As a member of the SWP during the 1960's and early 1970's my perspective tends to go to the big picture of which this is a part.  But maybe there is a lesson for the left in these types of revelations.
The SWP was always proud of their upfront work as socialists in the mass movements of the time. Believing in the importance of not being forced to go underground and use codes and secrecy.  Those of us today can see with curiosity the work of the FBI COINTELPRO that we were a victim of and the ultra lefts and reformists who gladly informed on our meetings, our changes of address and their  attempts to sow dissension.  Of course we knew all this but continued doing the work that needed to be done. The SWP is now a different organization and considerably smaller than it was but there are complex reasons why that is but none of them have to do with the attempts by the government to disrupt. All of us who are still around learned the lessons of the time from the prior generation.  That it is important to talk about your ideas, run election campaigns in your own name and always be aware of the betrayals that will come from the reformists.  This is also why those of us who came from that period of history are the best builders of Defense Committees both for ourselves and others.  We will continue to try to be the best builders of the mass movements of our time and whatever organization we are with now will benefit from our knowledge and experience.

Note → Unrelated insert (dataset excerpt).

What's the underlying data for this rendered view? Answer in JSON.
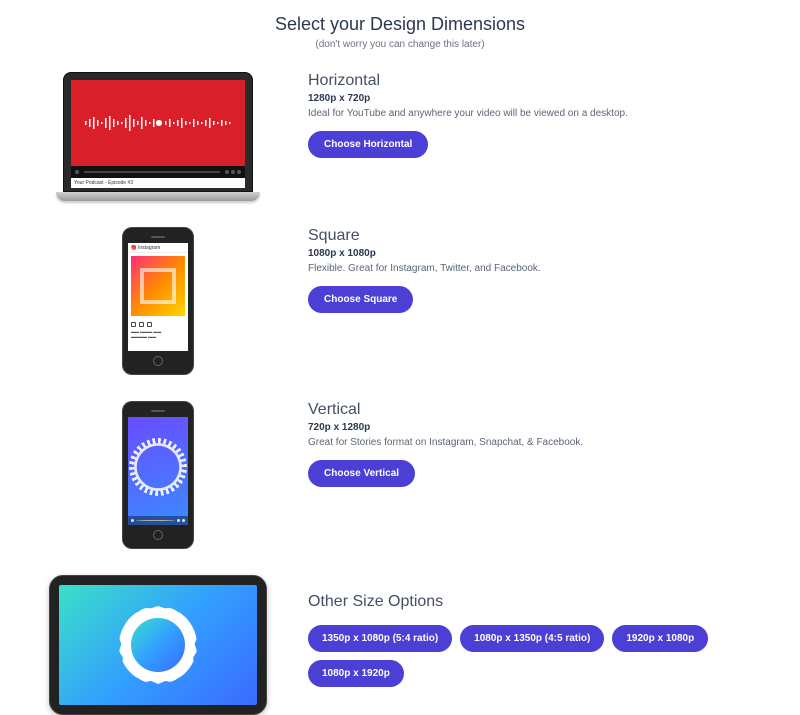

1 comment:

ethnicguy said...

A few random thoughts on this issue.

*Hill was a white man living in a Black world, for the most part, and he did a great deal of scholarly work on Black affairs and Black history.

*Hill jumped from the SWP to taking a staff job with the Steel Workers' union. I have met many former Trotskyists who followed the same path.

*The NAACP was officially anti-communist in the late '40s, I believe, and certainly in the 1950s and early 1960s. Hill didn't create the policy.

*Hill's work against discrimination in unions was invaluable to us in the International Ladies' Garment Workers' Union (ILGWU). He relentlessly pursued the racist leadership and practices of the ILGWU and paid a price for it. It's worth noting that in taking on the ILGWU officialdom he was at odds with many former Trotskyists who had gone to work for the union's international affairs department. That department collaborated with the CIA, which seems like a geater sin than informing to the FBI.

*Hill continued to work with the "Third Camp" New Politics magazine for quite awhile. Was NP and the "Third Camp" ultra-leftist? It zig-zagged, I think, between ultra-leftism and social democracy.

*"Labor History" marks the centrist or right wing of modern labor history and its editors have seemed to feel the need to settle scores with anyone who challenged labor officialdom over the years. They are certainly anti-communist. This is not an objective source. Not that "objectivity" is realistic, but we should know what the biases are at work here.

I'm not sure that I have an exact point here, except to comment on how complicated this is. I suppose that one lesson is that the further you got from supporting the Soviet Union in the 1950s and 1960s the greater was the danger of becoming an opportunist.